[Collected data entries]
....
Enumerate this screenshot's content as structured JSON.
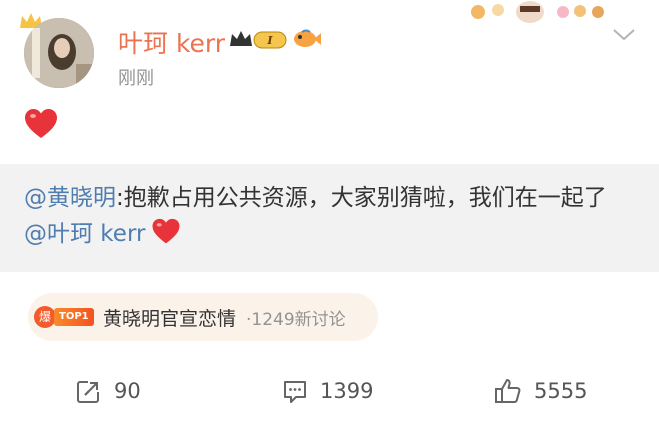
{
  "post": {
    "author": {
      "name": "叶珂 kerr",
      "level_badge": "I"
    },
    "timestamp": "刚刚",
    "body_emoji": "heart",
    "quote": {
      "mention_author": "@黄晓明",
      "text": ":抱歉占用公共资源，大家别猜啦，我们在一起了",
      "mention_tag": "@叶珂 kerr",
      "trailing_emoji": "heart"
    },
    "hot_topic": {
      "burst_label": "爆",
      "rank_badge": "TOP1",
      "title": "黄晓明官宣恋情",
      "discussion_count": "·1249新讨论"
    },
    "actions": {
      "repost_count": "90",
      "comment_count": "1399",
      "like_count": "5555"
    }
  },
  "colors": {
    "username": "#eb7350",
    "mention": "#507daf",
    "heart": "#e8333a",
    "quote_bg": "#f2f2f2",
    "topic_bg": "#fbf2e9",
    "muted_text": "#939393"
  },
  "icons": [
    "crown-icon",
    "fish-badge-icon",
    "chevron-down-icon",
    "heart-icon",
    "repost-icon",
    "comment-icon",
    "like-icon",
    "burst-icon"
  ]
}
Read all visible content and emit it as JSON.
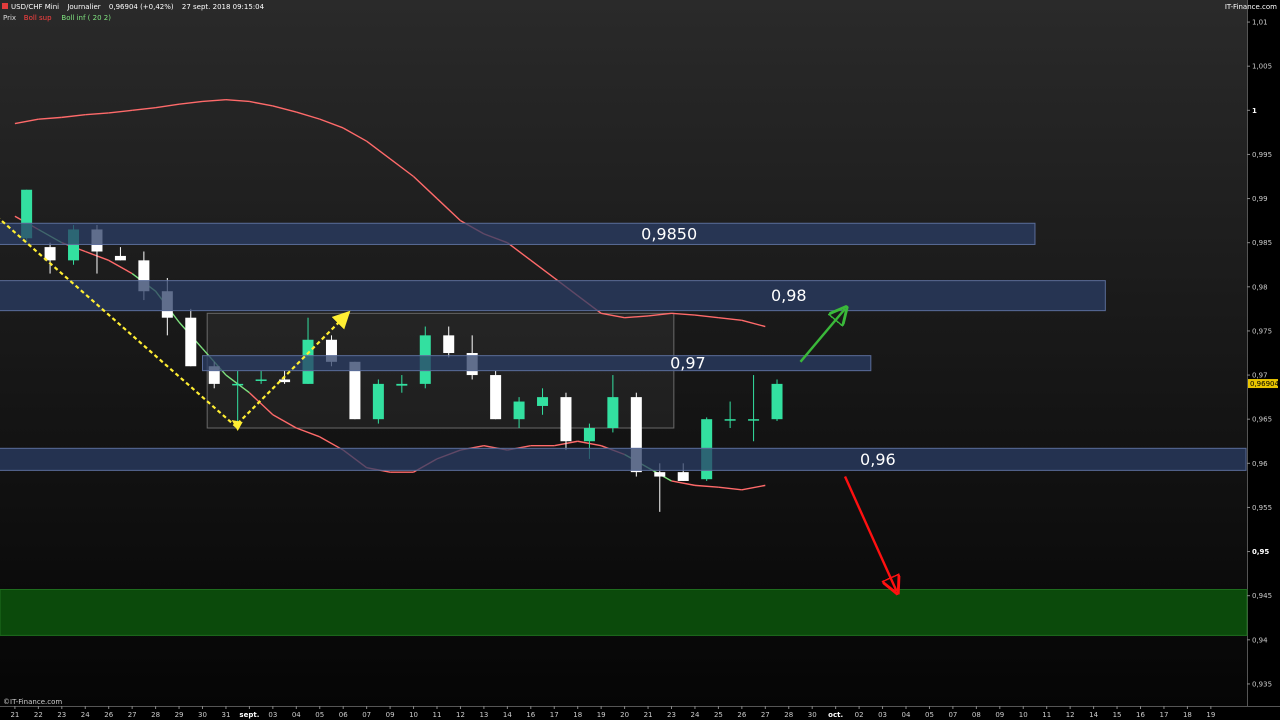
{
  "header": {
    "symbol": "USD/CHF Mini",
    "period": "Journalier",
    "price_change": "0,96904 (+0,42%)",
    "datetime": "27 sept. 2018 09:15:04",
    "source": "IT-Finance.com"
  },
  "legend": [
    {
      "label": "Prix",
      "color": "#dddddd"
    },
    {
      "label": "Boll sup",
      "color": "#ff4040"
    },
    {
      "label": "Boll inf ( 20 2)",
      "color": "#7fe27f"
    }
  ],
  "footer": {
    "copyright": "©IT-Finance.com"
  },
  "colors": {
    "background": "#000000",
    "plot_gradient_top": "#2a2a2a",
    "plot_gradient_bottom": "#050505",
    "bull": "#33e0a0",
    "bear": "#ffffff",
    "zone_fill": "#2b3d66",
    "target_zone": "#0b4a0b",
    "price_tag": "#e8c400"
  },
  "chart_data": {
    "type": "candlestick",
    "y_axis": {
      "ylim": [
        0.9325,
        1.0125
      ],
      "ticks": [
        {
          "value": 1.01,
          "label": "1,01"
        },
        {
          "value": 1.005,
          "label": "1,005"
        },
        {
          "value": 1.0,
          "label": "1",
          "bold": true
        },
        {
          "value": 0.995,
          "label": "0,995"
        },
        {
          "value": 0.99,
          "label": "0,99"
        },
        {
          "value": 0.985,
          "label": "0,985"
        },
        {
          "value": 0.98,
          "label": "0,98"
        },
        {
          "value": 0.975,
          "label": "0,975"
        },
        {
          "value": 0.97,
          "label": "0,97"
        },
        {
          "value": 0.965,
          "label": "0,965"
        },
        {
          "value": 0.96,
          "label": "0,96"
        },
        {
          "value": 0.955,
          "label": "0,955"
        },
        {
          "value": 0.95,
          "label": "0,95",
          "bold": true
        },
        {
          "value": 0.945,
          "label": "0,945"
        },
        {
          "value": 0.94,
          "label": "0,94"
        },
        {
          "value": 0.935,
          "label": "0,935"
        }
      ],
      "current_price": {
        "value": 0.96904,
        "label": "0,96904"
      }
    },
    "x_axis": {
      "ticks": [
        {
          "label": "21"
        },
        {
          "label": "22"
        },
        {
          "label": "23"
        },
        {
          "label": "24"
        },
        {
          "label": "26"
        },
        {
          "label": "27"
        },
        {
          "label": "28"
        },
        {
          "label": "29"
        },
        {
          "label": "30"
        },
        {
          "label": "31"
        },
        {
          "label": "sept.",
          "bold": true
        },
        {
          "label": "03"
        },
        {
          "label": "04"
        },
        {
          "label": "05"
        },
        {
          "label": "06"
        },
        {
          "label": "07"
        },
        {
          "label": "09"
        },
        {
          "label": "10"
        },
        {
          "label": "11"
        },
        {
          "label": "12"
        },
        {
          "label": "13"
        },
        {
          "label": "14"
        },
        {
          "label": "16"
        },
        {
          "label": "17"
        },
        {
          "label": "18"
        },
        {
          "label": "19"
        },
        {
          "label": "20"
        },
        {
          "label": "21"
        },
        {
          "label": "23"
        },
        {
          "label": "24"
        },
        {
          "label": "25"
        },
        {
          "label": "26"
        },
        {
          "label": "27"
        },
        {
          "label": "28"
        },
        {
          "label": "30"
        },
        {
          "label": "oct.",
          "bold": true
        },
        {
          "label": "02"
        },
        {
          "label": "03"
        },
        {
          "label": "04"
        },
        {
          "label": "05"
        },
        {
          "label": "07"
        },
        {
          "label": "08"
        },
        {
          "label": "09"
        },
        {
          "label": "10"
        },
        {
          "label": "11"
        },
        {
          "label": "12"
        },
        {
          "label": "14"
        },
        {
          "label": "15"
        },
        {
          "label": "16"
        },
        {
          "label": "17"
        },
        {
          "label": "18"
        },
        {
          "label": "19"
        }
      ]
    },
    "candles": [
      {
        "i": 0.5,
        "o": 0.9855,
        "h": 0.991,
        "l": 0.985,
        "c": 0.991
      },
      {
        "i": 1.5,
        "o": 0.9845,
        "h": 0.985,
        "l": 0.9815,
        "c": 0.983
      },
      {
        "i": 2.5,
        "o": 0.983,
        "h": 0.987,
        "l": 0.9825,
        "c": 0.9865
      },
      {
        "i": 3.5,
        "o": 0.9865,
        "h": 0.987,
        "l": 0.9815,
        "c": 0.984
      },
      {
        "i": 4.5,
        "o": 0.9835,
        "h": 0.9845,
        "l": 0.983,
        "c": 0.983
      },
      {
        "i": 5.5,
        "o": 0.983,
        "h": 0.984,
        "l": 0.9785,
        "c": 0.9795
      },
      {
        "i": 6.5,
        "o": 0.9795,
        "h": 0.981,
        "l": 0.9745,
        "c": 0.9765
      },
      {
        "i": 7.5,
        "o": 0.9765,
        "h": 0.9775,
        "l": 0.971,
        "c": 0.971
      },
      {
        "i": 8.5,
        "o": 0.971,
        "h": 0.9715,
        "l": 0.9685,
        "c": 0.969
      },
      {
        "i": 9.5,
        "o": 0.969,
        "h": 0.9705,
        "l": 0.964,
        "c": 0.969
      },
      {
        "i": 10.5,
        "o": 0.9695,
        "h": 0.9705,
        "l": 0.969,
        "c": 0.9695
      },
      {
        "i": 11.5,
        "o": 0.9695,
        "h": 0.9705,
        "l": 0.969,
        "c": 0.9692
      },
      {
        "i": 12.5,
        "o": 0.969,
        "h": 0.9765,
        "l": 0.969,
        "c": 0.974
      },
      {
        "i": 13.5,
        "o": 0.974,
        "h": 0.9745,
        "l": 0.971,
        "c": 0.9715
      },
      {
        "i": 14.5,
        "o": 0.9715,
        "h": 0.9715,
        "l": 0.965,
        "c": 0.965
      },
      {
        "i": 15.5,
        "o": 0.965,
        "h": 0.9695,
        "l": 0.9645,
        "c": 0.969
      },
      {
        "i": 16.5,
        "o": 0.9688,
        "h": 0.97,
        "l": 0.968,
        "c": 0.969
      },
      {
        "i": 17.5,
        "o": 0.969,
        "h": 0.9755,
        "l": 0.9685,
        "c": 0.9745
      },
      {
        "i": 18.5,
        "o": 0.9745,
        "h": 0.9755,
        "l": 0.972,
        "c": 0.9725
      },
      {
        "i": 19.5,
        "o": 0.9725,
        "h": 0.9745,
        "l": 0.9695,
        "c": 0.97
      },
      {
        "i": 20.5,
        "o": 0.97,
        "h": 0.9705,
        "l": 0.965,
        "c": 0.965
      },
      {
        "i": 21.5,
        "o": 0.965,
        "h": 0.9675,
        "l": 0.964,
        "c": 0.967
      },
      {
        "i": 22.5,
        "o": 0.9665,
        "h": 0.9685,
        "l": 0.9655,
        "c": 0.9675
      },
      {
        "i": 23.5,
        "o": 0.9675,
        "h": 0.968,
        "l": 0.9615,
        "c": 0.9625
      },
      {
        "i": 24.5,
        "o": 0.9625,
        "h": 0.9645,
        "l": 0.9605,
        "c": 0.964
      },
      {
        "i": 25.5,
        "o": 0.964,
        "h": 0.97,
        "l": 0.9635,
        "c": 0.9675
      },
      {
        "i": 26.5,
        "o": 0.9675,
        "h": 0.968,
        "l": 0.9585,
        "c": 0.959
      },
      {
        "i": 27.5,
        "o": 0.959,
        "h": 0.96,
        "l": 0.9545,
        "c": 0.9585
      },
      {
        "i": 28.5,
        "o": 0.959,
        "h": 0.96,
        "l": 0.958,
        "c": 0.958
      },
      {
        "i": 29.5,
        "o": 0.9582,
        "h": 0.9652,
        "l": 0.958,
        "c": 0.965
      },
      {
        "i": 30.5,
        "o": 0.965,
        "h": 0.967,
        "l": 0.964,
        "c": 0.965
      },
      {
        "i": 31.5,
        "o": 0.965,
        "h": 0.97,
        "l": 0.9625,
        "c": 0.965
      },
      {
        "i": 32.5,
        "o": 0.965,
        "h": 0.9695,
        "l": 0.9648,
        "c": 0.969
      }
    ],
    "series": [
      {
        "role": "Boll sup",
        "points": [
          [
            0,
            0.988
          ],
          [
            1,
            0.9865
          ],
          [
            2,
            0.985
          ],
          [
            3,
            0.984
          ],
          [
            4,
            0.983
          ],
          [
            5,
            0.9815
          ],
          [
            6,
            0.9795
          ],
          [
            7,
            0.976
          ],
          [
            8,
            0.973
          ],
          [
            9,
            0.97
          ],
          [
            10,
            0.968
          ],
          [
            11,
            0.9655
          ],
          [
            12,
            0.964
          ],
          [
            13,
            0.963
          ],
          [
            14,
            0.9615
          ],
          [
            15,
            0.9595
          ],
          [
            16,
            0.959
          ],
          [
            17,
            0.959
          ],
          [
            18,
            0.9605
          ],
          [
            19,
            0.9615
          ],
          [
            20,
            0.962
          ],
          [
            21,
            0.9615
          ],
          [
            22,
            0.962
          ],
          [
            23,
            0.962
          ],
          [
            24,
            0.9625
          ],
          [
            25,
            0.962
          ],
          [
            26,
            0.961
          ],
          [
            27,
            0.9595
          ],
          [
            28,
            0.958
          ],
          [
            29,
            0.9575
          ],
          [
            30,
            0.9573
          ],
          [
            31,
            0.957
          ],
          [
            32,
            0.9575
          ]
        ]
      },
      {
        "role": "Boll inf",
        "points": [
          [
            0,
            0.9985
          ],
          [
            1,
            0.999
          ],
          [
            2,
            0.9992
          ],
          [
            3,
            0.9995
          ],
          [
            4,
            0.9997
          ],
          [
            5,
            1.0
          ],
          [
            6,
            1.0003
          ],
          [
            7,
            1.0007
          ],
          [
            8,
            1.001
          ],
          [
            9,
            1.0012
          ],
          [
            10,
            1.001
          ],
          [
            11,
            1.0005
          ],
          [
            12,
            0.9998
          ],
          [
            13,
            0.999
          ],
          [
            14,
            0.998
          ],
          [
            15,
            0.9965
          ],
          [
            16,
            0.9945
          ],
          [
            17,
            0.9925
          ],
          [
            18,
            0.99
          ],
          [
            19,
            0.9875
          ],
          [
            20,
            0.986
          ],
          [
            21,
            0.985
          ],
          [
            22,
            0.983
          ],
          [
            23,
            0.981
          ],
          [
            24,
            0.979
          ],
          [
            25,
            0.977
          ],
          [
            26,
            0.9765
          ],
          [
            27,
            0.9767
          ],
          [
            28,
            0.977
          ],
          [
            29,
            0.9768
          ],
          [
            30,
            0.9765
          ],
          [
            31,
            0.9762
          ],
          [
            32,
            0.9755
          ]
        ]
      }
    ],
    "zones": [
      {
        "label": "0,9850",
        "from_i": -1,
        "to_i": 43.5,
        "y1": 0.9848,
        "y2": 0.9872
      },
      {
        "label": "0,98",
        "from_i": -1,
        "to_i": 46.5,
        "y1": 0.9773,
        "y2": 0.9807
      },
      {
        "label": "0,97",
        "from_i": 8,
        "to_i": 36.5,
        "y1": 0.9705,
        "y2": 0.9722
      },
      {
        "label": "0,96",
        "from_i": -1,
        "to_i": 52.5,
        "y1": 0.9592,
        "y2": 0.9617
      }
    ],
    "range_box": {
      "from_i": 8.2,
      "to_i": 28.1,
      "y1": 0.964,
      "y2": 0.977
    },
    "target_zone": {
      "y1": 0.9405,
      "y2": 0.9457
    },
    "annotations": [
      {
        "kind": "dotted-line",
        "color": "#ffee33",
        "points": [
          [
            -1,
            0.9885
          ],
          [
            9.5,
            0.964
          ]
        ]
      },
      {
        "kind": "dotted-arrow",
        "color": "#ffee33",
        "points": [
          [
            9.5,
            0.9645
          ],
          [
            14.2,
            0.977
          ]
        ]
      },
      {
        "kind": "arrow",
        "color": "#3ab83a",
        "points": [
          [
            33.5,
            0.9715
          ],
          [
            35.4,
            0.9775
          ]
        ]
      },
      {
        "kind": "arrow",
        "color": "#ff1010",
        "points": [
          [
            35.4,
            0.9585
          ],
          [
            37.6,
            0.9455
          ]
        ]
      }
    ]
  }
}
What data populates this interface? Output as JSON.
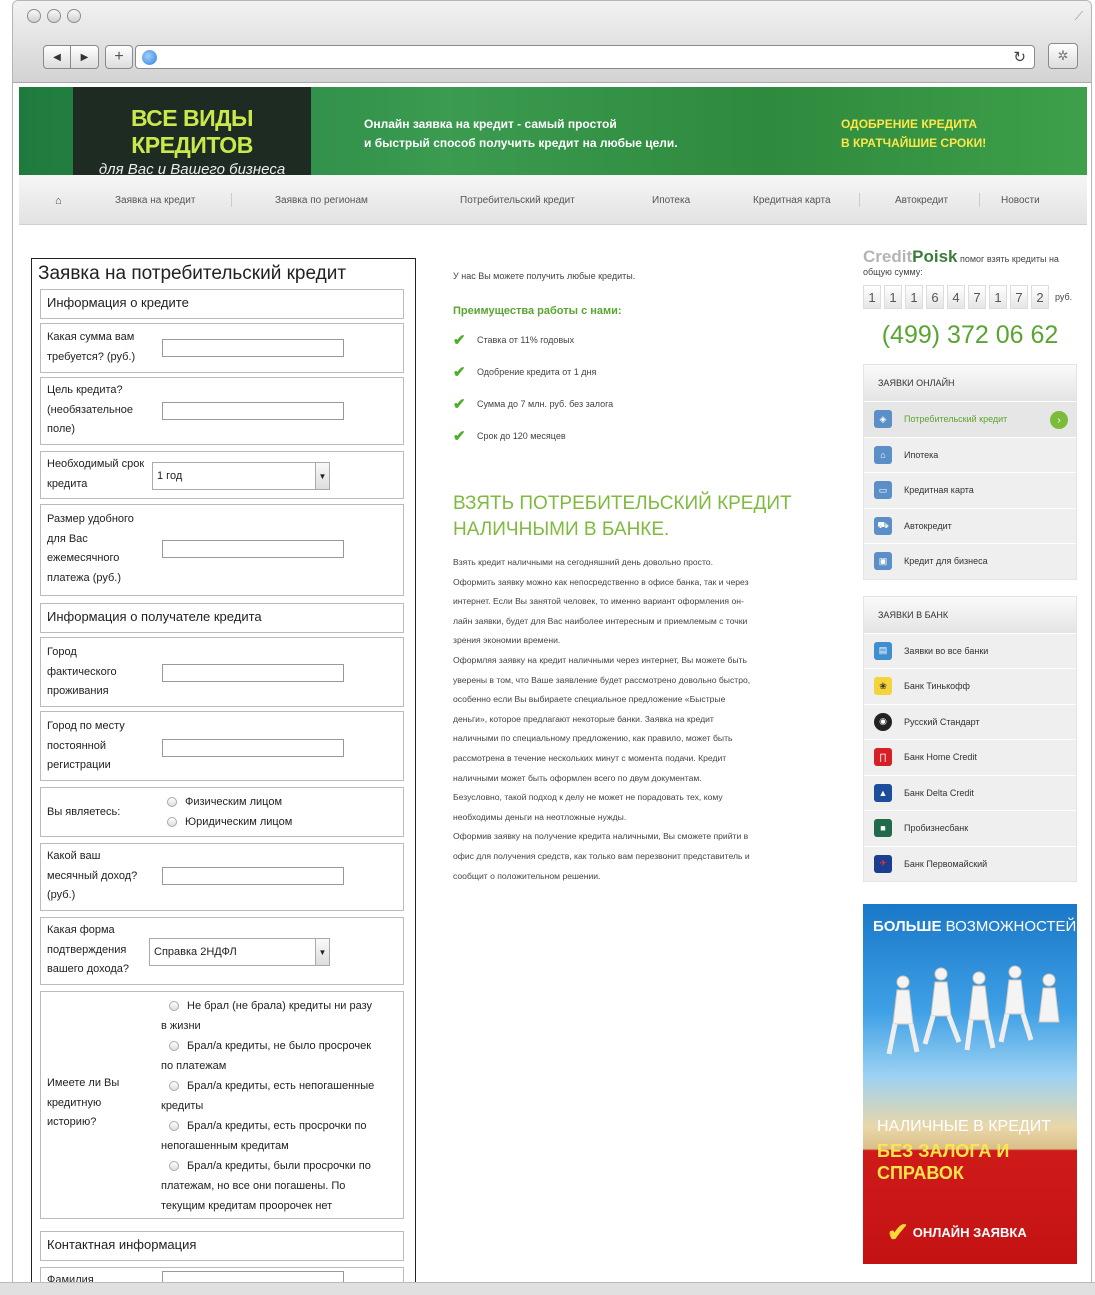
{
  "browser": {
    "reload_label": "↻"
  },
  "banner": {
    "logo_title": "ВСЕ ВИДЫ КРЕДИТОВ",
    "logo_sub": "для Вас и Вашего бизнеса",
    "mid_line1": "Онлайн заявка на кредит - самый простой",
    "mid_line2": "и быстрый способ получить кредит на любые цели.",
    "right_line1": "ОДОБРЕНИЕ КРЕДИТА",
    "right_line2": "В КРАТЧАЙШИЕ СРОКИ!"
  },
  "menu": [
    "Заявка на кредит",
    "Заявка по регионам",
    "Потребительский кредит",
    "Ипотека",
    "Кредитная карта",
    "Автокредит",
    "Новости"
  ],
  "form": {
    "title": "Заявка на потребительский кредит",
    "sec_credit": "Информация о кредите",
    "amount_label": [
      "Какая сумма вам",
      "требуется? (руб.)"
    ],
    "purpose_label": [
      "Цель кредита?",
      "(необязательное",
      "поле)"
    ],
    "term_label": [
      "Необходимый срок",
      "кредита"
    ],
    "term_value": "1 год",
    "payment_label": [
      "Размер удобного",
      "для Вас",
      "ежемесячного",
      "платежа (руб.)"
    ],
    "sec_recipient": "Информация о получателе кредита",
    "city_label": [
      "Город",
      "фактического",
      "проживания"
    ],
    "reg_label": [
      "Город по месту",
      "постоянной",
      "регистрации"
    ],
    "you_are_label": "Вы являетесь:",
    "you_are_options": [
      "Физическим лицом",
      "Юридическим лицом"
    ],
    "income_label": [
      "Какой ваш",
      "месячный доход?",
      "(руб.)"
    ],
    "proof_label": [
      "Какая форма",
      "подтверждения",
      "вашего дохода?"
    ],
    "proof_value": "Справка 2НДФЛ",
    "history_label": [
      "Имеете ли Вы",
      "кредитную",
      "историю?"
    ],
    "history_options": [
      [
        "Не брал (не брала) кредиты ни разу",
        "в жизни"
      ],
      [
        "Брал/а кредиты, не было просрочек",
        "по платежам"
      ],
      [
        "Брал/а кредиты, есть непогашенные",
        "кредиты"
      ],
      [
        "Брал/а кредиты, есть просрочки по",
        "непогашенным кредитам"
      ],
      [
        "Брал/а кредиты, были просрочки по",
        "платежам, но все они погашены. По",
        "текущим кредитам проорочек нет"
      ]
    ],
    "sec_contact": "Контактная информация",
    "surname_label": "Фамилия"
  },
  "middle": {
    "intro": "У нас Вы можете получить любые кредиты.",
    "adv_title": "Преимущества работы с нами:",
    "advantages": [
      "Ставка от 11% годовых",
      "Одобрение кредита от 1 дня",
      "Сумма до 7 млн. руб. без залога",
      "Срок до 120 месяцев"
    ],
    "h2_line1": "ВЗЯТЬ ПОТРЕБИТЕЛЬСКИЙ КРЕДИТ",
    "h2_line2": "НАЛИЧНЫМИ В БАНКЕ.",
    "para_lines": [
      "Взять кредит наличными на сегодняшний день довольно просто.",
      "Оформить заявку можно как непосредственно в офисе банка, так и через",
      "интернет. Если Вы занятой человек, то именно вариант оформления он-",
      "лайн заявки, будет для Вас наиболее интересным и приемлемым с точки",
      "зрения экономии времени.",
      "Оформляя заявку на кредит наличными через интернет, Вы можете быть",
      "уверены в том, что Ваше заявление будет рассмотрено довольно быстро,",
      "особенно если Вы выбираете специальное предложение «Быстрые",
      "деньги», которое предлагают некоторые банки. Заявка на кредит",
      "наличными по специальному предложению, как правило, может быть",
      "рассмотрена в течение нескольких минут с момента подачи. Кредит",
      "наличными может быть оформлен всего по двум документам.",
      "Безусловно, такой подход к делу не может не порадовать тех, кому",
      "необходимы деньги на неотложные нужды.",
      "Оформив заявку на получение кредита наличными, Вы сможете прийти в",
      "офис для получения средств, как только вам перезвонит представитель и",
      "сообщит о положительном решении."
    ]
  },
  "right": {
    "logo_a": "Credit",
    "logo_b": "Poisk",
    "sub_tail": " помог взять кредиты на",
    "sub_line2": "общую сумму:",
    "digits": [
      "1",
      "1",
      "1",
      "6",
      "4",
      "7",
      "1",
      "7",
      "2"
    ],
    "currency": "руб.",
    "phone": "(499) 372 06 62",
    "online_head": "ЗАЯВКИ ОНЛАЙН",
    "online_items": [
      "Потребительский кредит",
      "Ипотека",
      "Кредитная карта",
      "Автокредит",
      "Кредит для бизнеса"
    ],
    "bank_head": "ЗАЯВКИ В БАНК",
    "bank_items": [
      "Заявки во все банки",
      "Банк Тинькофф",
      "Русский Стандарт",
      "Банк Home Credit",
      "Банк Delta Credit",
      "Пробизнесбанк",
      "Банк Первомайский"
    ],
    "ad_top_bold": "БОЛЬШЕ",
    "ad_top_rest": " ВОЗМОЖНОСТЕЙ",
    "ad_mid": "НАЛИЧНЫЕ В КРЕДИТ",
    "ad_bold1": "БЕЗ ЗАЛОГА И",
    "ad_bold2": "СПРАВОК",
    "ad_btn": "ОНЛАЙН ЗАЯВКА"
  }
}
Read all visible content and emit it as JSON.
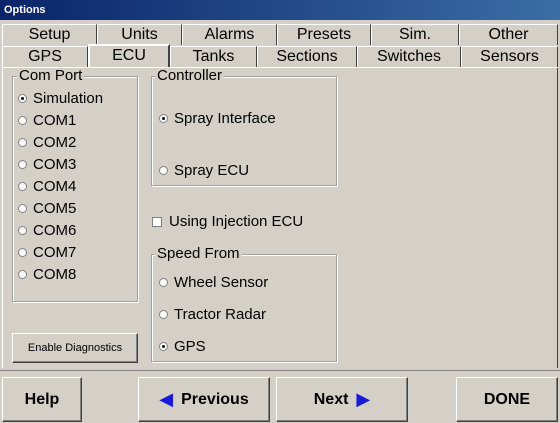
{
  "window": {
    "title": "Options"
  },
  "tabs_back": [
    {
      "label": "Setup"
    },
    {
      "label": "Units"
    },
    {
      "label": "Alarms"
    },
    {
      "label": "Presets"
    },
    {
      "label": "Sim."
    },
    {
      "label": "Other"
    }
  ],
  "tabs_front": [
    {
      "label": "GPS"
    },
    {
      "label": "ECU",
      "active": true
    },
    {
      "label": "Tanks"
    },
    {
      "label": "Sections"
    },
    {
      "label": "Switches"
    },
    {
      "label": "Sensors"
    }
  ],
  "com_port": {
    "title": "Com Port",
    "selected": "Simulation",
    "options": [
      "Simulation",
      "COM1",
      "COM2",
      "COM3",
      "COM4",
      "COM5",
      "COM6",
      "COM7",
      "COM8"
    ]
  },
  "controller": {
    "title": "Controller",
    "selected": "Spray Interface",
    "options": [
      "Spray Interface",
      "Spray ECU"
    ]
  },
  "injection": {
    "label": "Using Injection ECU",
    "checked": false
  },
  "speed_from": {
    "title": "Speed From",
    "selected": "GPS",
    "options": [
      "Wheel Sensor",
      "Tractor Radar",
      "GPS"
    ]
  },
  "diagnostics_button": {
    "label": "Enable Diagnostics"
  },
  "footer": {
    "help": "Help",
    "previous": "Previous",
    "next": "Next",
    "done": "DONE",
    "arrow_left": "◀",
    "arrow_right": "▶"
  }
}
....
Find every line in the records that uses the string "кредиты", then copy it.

        "Не брал (не брала) кредиты ни разу",
        "Брал/а кредиты, не было просрочек",
        "Брал/а кредиты, есть непогашенные",
        "кредиты"
        "Брал/а кредиты, есть просрочки по",
        "Брал/а кредиты, были просрочки по",
    "intro": "У нас Вы можете получить любые кредиты.",
    "sub_tail": " помог взять кредиты на",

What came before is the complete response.